I've been dating someone off and on who sometimes, like all of us, gets down. And when he does, I try to help him. I recommend therapists or coaches, I give him quotes, I give him advice, I give him self-help books, I give him pep talks. Nothing ever seems to help, and I end up feeling more distant from him.
This morning when I was researching an article I'm writing about happiness, I found a process that I thought could be helpful in combating sadness and depression. So I sent it to him in an email, with the subject line reading "helpful?" He wrote back saying merely that it sounded like sound advice. Guy code: "Um, yeah, thanks, but I'm not planning on trying it."
Through that email, I felt his energy. He was resistant to my help. He put up a wall. I could feel the space grow again between us. I asked myself why that was. I really thought about it... And then it hit me! I had an epiphany! In trying to "help" him, really all I've been doing is trying to "fix" him. And we all know that we can't fix anybody, nor is it our job to try to. And it hasn't felt good to him to try to be "fixed" and not accepted for who he is. I decided I'm going to stop trying to help him and just start supporting him.
Truly, all men really want is their woman's support. To know that their woman is there, on their team, just letting them be who they are. I thought that my help was support. But it wasn't. That's why every time I tried to help, I was creating distance between us. He didn't feel valued and supported for who he was. He just felt like he was trying to be "fixed."
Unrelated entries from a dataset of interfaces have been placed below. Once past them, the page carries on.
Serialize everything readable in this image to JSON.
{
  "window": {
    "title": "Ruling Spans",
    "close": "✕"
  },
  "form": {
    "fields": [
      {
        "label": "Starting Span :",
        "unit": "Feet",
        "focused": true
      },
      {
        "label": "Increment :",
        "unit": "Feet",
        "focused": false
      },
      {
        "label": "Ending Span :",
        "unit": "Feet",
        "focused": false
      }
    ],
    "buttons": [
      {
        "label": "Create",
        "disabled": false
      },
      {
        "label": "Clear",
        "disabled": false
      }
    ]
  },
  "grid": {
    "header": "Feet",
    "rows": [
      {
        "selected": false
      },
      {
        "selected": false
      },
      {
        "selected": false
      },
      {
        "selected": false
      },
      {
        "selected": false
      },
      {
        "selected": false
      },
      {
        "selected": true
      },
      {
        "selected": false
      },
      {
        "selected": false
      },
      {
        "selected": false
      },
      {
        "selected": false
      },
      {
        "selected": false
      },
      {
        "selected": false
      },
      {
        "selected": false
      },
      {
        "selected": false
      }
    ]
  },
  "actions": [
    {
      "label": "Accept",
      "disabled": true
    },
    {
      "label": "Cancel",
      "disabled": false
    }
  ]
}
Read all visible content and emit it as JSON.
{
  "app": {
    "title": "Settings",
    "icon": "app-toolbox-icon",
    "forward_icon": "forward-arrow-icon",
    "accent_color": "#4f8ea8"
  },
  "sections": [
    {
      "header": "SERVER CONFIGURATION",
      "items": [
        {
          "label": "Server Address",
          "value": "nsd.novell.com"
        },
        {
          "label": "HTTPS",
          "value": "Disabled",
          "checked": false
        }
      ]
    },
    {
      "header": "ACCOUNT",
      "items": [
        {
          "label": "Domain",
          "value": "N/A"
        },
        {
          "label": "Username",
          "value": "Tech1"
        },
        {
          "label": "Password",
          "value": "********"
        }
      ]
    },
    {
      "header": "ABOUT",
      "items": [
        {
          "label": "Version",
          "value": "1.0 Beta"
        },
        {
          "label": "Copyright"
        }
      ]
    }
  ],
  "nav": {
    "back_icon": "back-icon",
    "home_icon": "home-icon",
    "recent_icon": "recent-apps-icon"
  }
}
We need to let people be who they are. By supporting them without trying to fix them or offer up all sorts of help, they know they are loved and appreciated for exactly who they are. And it is in this safe, loving space of acceptance where transformation can happen. Not because we're forcing them to, not because we're nudging them, not because we're throwing unsolicited "helpful advice" at them. All that does it makes them feel that we want them to change. Think about it -- if you're already feeling bad, wouldn't it make you feel worse knowing that your partner is trying to change you?
Everyone goes through hard times. When we're feeling low, we want to know that we're not alone. We want to know that we're loved. We want to feel safe. We don't want to be kicked when we're down, which is what trying to "help" someone who hasn't asked for it sort of feels like. As women, it's in our nature to want to "do do do" to help someone feel better, to do whatever it takes to make sure someone we care about is happy... but men need to work things out for themselves. Our intention truly is to help... we are coming from a genuine place. But the best way to REALLY help is to support. We think that when we're giving him unsolicited help, we're supporting... but really all we're doing is creating separation.
After my epiphany I told him, "I'm going to stop trying to help you and just support you. I support you 100% and think you're wonderful." His whole demeanor changed and I literally felt his walls come down. The space between us cleared, and I actually feel closer to him now than I did when I was trying to help him. So, go ahead, and just give it a shot. Support him instead of help him.